(Source records)
┄┄┄┄┄┄┄┄┄┄

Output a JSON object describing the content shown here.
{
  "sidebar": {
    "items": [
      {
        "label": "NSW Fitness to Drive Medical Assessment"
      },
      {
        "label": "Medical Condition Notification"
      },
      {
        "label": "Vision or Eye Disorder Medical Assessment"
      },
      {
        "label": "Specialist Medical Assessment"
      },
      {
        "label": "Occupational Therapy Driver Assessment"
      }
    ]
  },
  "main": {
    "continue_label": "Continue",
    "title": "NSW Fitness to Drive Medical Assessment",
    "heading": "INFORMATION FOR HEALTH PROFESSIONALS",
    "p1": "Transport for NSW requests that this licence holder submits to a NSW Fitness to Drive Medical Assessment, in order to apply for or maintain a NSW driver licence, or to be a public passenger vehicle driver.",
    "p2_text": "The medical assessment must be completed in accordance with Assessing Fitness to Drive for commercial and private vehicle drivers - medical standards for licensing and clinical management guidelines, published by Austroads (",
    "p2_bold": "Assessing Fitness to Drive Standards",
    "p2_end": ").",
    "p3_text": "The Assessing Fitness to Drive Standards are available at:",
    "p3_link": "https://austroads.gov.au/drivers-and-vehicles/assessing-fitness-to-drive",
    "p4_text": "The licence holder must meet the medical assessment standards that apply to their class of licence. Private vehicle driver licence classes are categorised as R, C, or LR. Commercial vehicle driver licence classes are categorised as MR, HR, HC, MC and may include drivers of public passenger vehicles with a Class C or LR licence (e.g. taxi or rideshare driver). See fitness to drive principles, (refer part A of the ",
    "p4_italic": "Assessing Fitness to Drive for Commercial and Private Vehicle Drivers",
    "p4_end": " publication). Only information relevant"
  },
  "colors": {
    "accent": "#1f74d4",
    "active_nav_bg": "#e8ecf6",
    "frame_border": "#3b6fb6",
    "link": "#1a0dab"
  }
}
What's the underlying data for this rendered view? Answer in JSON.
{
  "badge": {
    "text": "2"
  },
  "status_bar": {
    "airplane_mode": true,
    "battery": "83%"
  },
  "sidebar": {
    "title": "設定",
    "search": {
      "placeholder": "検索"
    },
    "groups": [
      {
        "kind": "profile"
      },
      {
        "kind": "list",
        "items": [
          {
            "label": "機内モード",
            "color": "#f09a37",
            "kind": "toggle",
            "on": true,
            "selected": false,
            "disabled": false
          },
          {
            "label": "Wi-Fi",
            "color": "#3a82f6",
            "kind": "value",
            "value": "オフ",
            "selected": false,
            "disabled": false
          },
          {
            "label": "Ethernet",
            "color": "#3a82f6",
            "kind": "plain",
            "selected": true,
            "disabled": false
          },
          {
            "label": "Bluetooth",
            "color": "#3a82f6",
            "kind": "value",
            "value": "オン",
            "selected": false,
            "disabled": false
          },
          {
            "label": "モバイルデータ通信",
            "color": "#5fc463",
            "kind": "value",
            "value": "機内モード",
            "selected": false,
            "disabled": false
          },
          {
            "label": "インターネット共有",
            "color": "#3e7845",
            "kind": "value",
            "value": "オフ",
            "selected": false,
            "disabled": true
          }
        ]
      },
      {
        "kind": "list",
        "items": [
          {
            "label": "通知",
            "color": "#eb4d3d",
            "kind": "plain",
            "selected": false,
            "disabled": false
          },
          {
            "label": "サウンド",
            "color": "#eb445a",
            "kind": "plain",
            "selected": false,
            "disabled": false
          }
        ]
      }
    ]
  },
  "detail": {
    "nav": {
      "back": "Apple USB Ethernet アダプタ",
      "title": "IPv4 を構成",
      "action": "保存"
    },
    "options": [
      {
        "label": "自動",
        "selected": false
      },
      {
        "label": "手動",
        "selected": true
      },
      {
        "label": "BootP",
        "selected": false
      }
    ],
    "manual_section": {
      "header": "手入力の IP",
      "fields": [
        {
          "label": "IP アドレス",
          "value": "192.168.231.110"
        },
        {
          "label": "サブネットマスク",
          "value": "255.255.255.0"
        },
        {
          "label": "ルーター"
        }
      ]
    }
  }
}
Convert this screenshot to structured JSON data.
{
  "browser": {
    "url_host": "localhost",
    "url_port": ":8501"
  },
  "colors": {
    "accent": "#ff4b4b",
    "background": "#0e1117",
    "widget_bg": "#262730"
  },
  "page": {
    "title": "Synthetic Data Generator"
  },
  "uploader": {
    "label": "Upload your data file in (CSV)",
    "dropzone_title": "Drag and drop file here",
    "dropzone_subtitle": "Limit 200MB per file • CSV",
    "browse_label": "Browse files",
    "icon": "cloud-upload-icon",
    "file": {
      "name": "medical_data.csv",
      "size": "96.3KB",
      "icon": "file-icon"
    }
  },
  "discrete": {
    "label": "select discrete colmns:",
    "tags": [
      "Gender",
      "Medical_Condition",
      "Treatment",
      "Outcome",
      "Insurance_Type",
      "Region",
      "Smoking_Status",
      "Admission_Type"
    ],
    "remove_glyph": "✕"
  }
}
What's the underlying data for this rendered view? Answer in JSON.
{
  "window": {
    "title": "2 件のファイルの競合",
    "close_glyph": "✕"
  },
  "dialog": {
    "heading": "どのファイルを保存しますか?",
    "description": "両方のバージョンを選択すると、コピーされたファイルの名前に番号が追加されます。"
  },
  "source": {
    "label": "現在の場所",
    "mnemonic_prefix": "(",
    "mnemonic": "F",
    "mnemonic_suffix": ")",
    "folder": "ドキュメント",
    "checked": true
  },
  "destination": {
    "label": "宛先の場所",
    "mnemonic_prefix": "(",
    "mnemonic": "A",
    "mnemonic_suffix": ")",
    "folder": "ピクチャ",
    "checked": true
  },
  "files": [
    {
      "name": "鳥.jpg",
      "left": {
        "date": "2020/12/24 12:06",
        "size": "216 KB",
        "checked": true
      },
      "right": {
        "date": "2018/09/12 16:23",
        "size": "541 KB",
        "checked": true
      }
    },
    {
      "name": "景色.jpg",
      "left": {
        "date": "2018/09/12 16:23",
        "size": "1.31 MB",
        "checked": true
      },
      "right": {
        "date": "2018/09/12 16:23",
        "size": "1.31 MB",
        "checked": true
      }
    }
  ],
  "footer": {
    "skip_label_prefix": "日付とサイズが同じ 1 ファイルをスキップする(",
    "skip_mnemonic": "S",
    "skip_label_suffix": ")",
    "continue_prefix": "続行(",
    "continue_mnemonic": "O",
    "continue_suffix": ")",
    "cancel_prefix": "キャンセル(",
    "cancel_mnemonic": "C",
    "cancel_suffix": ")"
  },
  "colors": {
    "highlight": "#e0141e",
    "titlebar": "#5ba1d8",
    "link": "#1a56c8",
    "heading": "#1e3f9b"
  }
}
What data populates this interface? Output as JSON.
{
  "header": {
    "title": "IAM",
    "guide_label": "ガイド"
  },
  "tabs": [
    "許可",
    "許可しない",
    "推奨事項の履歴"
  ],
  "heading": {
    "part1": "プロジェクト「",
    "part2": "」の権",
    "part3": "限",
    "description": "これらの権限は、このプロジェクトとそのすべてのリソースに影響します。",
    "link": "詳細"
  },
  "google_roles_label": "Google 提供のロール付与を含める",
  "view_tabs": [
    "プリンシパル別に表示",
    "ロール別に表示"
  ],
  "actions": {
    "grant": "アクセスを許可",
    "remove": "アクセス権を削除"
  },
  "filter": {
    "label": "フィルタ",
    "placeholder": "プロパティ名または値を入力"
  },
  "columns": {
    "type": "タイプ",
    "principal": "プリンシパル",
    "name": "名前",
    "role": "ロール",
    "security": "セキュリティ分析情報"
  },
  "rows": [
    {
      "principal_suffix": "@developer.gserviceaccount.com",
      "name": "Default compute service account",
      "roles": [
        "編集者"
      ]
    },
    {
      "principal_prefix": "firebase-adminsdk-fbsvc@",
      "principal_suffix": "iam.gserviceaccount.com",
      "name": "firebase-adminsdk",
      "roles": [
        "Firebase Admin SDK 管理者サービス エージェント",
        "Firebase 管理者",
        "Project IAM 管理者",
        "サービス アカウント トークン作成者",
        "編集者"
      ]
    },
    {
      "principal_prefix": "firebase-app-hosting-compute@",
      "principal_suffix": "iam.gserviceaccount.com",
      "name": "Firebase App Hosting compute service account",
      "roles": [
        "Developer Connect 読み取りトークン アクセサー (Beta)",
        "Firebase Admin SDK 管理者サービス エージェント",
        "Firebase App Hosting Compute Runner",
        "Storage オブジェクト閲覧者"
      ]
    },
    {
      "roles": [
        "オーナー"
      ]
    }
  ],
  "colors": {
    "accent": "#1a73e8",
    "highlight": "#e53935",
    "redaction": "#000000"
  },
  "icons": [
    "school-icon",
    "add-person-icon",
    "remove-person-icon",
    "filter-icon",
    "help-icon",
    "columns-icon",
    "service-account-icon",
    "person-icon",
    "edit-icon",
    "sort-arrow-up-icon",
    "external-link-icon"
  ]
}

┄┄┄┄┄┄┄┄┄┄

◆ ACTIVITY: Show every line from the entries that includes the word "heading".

◆ ANSWER TO THIS EXERCISE:
    "heading": "INFORMATION FOR HEALTH PROFESSIONALS",
    "heading": "どのファイルを保存しますか?",
    "heading": "#1e3f9b"
  "heading": {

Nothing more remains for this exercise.